Wednesday, August 4, 2010

The Gift of the Gellert

My friend MG, whom I lived with in London, came to visit this week.  Although I didn't actually cook for MG, we enjoyed a few culinary "adventures" during her stay.

Hours after her arrival, we ventured to Tria to dissolve a memory of a bad first date and utilize a frequent shopper card collecting dust.  We managed to add several wines, beers, and many dollars to our card, and had a great time catching up and taking notes for the future.

Once home, or maybe even the next day, MG and I were discussing said blog, and hanging around my tiny kitchen.  She glanced up and noticed my Pillsbury "The Complete Book of Baking" cookbook, and exclaimed, "My mother had that cookbook!  She always made the chocolate pecan pie!"  I pulled the book down from the shelf, which included the big metal canister of flour resting on top.  (MG was impressed with herself as she didn't flinch as this entire tower crossed over her head... as was I, to be honest.)

We quickly found the chocolate pecan pie recipe, and our mouth's watered as we started at the large glossy photo.  We critiqued the recipe, and MG added commentary about her mother's successful pies with store bought pie crusts.  I had just made the peach tart, so was thinking I should try the the real crust if I ever ventured to make the chocolate pecan.

"Do you even have a rolling pin?" MG so curiously asked.

"No. I've always thought about buying one.

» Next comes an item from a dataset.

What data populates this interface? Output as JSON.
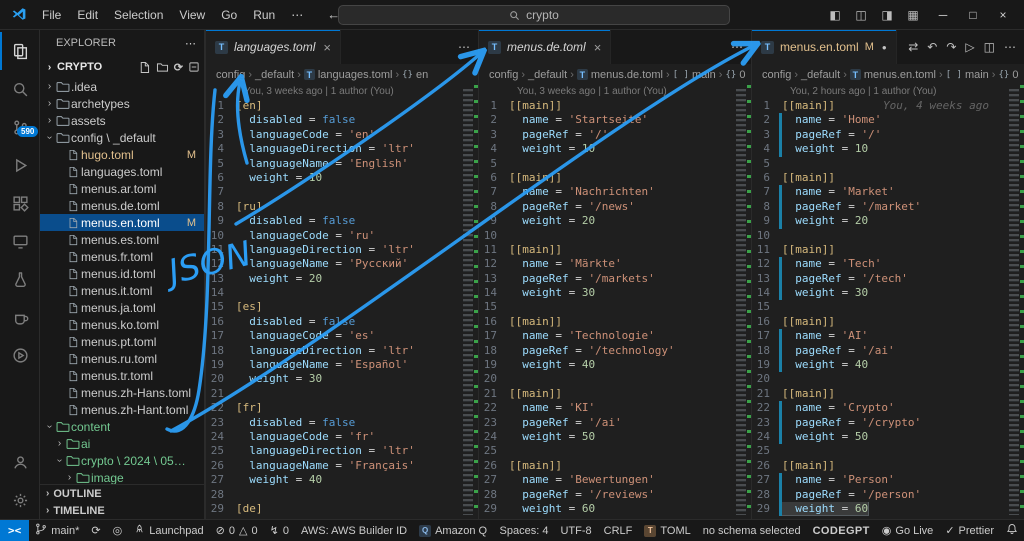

I looked at one yesterday..." I trailed off, thinking about all the odd wine bottles I have used over the years as a substitute rolling pin.  She didn't need to know.

This cookbook is the best thing that ever happened to me.  It was my second cookbook ever (the first was a Klutz Kids cookbook that came with plastic measuring spoons); and the only book, I swear, that my parents gave me with a transcription, "Merry Christmas, 1995." The best part about this baking book are all the photographs.  It took me years to actually attempt something that didn't have a picture.  But, everything, every single thing, I have attempted from this book has been a hit.

I remember making pumpkin cookies for a family holiday party that I couldn't force people to eat.  I deemed it a disaster but made my aunt take some home with her.  She called me the next day to report her kids ate them in the car and couldn't get enough.  I make them repeatedly now, and my frosting technique gets better and better each time. Always tasty.

And, this book doesn't steer me wrong. Wonderful chocolate chip cookie recipes, apple cobbler, banana breads, and who can remember all the other things I've made over the years....

"Kids Cooking: A Very Slightly Messy Manual"
But, when MG left today, she left my a little gift.  A nicely wrapped tube from, obviously, Williams Sonoma.  Inside, the most beautiful red rolling pin I've ever seen.  The only thing worthy enough will be the chocolate pecan pie, for you, as I think about your mother.

And MG, my dear... do you recall those mini-pizzas I made in London? Of course you do, I'm the one that forgets.  You asked where I learned to cook, and I didn't think I had an answer, or maybe I was thinking  it was rhetorical.  However, I found your answer.


Zoe said...

A wine bottle has always worked well for me BUT I'm intrigued by this red rolling pin!! What a lovely gift!

hellen said...

I have this same exact cookbook in my kitchen right now!!! And I still use it! And the little measuring spoons that came with it! My personal favorite was the hidden treasure muffins.